She’s in my bed and I’m sat in the metal chair, industrial looking thing, cheap and uncomfortable as hell. The seat is still cold so I find a way to warm up; it’s either her or this so I pack it up tightly, light it up and inhale with dull pleasure.
I exhale. “You should leave,” I tell her.
“It’s still early,” she says.
“Ready to get caught?”
“Not really,” she yawns.
“Telling you to go, does this mean I’m a shit?”
“Yeah, it means you’re a shit.”
“You should go before time can mess this up.”
“You’re blaming time for your crap?”
“I blame time for it all.”
She can’t see it, how time can get inside my gut and churn away. Time can force me to analyse her, analyse us. I can hear it now, come on, this won’t hurt Denny, just let me tidy up your life, I’m doing it for you. Fuck off time.
“Let me stay here forever, Denny,” she laughs, one of those nasal laughs, satisfying but borderline neurotic.
“Stay for careless mornings and dirty evenings?” I ask.
“Be fun wouldn’t it?”
“Should I go?” she asks.
“Is it worth staying?”
She doesn’t say anything. She’s lost interest already.
Now the questions appear: what are you doing, Denny boy? Have you got a plan? What about Andy? You little shit.
I won’t let them tame me. I won’t allow myself to fall into that trap: the filthy claw of shame.
She’s too detached for Andy. He’s not chasing her enough, busy trading her for something he wants more: wealth and class, the usual suspects, shit she doesn’t care about.
That’s the lesson I’ve learned about Andy’s girl: If I want more of her, I need to want everything else less.
Andy has a game-plan. It’s all right when you have a game-plan but it’s not all right when you have nothing. It doesn’t consume me though, the nothingness, I don’t obsess over it.

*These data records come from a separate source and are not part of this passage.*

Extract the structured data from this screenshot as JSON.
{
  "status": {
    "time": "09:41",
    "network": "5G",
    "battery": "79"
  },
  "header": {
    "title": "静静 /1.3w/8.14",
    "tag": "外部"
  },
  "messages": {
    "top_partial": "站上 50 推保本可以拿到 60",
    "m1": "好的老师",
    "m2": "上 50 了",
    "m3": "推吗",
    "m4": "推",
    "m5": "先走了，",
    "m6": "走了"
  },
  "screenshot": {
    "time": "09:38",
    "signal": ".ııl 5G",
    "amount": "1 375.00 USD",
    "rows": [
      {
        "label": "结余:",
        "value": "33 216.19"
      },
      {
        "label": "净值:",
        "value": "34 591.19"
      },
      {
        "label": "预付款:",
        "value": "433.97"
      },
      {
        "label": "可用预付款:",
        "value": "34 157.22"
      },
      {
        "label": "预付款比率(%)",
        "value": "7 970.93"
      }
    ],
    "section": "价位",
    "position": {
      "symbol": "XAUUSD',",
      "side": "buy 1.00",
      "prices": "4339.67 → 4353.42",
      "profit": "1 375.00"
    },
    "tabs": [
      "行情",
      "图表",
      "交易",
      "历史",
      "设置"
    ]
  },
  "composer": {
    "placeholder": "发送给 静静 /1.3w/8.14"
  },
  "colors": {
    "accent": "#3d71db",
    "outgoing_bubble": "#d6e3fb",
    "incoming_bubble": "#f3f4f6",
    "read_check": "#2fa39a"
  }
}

Not like Andy, he needs to know it’s all secure: the future. That it’s waiting for him, and his girl, if he’s lucky. If I’m not.
I don’t let myself think about it. I have a sequence, an algorithm, for when shit spins out of control. When I lose myself. I don’t worry because the sequence will be there to put me back together. Help me understand my head. Keep it sane.
The trouble only comes when I’m with her, she’s messing with it. She’s got her own algorithm and it’s starting to run deeper, roam deeper, through my veins, between the stretches of muscle, over the meat of the organs.
And I’m not ready. Not ready for it all.
“Oy, Denny,” stop hogging the joint.
She’s interested again. I turn back, toward her, to remind myself of her face.
She’s pale, almost blends in with the white of the room. The look on her is endearing, shows me what I don’t want to know. She’s no longer just Andy’s girl.
I pass her the roll-up. “This your breakfast?”
“No shame in that.” She winks, takes a blow and holds out her bony hand to pass it back.
She shrugs. “If it’s my germs you’re afraid of, it’s too late.” She lays back on to the duvet, disappearing into herself.
“Yeah. Too late.”